(GIVEN INFORMATION)
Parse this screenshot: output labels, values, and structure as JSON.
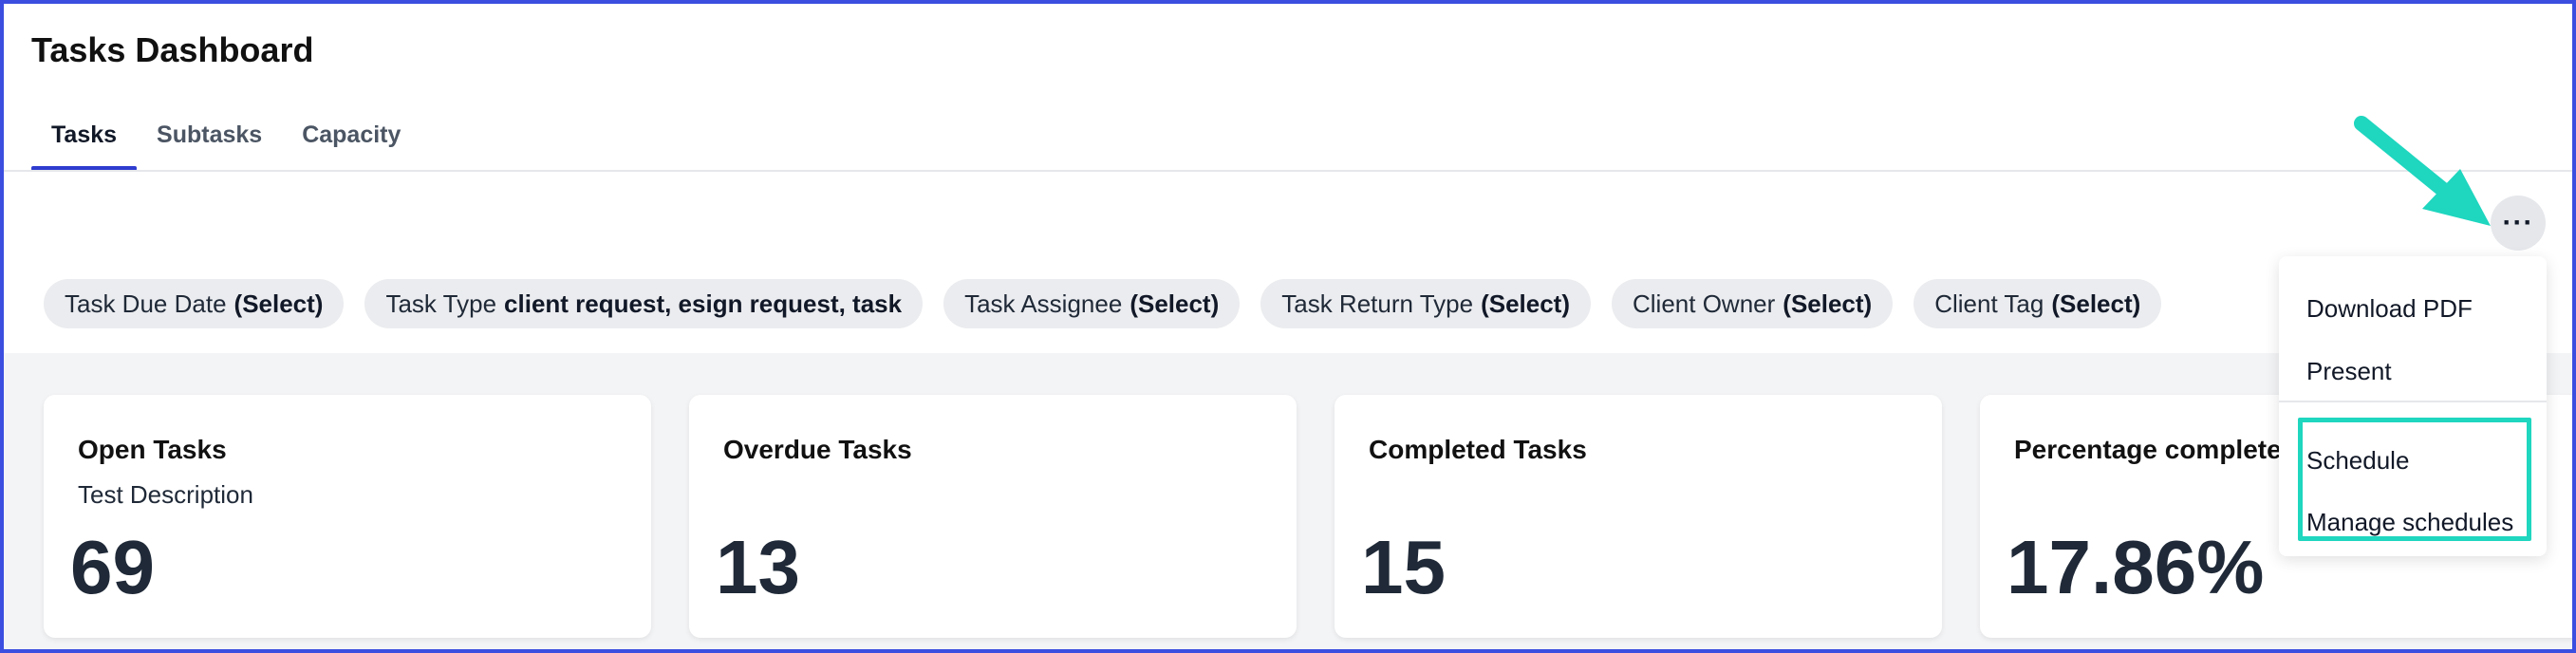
{
  "header": {
    "title": "Tasks Dashboard"
  },
  "tabs": [
    {
      "label": "Tasks",
      "active": true
    },
    {
      "label": "Subtasks",
      "active": false
    },
    {
      "label": "Capacity",
      "active": false
    }
  ],
  "filters": [
    {
      "label": "Task Due Date",
      "value": "(Select)"
    },
    {
      "label": "Task Type",
      "value": "client request, esign request, task"
    },
    {
      "label": "Task Assignee",
      "value": "(Select)"
    },
    {
      "label": "Task Return Type",
      "value": "(Select)"
    },
    {
      "label": "Client Owner",
      "value": "(Select)"
    },
    {
      "label": "Client Tag",
      "value": "(Select)"
    }
  ],
  "cards": [
    {
      "title": "Open Tasks",
      "description": "Test Description",
      "value": "69"
    },
    {
      "title": "Overdue Tasks",
      "description": "",
      "value": "13"
    },
    {
      "title": "Completed Tasks",
      "description": "",
      "value": "15"
    },
    {
      "title": "Percentage complete",
      "description": "",
      "value": "17.86%"
    }
  ],
  "more_button": {
    "label": "···",
    "icon": "more-horizontal-icon"
  },
  "menu": {
    "items": [
      "Download PDF",
      "Present",
      "Schedule",
      "Manage schedules"
    ]
  },
  "annotation": {
    "color": "#1fd6bf",
    "icon": "pointer-arrow"
  },
  "colors": {
    "accent": "#2f3ccf",
    "frame": "#3b4ee0"
  }
}
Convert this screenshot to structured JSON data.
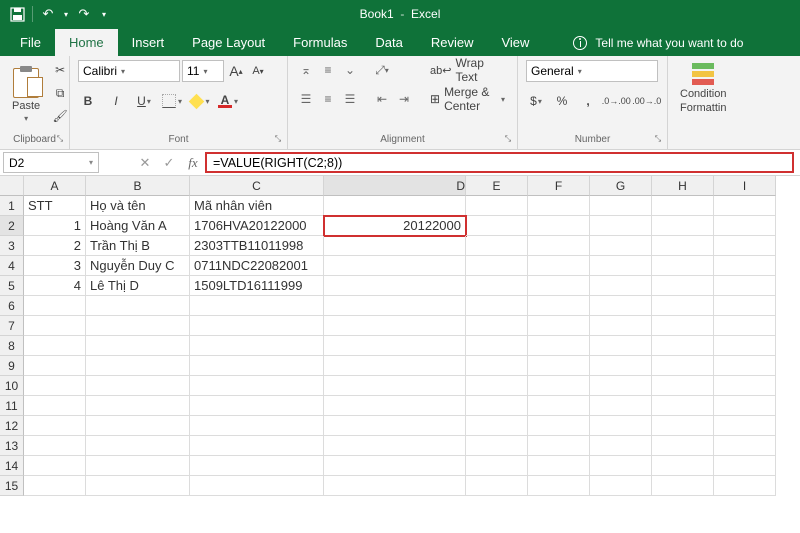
{
  "title": {
    "doc": "Book1",
    "app": "Excel"
  },
  "qat": {
    "save": "save-icon",
    "undo": "undo-icon",
    "redo": "redo-icon"
  },
  "tabs": [
    "File",
    "Home",
    "Insert",
    "Page Layout",
    "Formulas",
    "Data",
    "Review",
    "View"
  ],
  "active_tab": "Home",
  "tell_me": "Tell me what you want to do",
  "ribbon": {
    "clipboard": {
      "paste": "Paste",
      "label": "Clipboard"
    },
    "font": {
      "name": "Calibri",
      "size": "11",
      "bold": "B",
      "italic": "I",
      "underline": "U",
      "label": "Font",
      "bigA": "A",
      "smallA": "A"
    },
    "alignment": {
      "wrap": "Wrap Text",
      "merge": "Merge & Center",
      "label": "Alignment"
    },
    "number": {
      "format": "General",
      "percent": "%",
      "comma": ",",
      "label": "Number",
      "dollar": "$"
    },
    "styles": {
      "cond": "Condition",
      "cond2": "Formattin"
    }
  },
  "formula_bar": {
    "namebox": "D2",
    "formula": "=VALUE(RIGHT(C2;8))",
    "cancel": "✕",
    "enter": "✓",
    "fx": "fx"
  },
  "columns": [
    "A",
    "B",
    "C",
    "D",
    "E",
    "F",
    "G",
    "H",
    "I"
  ],
  "col_widths": [
    "col-A",
    "col-B",
    "col-C",
    "col-D",
    "col-rest",
    "col-rest",
    "col-rest",
    "col-rest",
    "col-rest"
  ],
  "headers": {
    "A": "STT",
    "B": "Họ và tên",
    "C": "Mã nhân viên"
  },
  "rows": [
    {
      "A": "1",
      "B": "Hoàng Văn A",
      "C": "1706HVA20122000",
      "D": "20122000"
    },
    {
      "A": "2",
      "B": "Trần Thị B",
      "C": "2303TTB11011998",
      "D": ""
    },
    {
      "A": "3",
      "B": "Nguyễn Duy C",
      "C": "0711NDC22082001",
      "D": ""
    },
    {
      "A": "4",
      "B": "Lê Thị D",
      "C": "1509LTD16111999",
      "D": ""
    }
  ],
  "selected_cell": "D2",
  "visible_rows": 15
}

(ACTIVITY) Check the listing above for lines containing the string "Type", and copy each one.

(SOLVED EXERCISE)
      "label": "Task Type",
      "label": "Task Return Type",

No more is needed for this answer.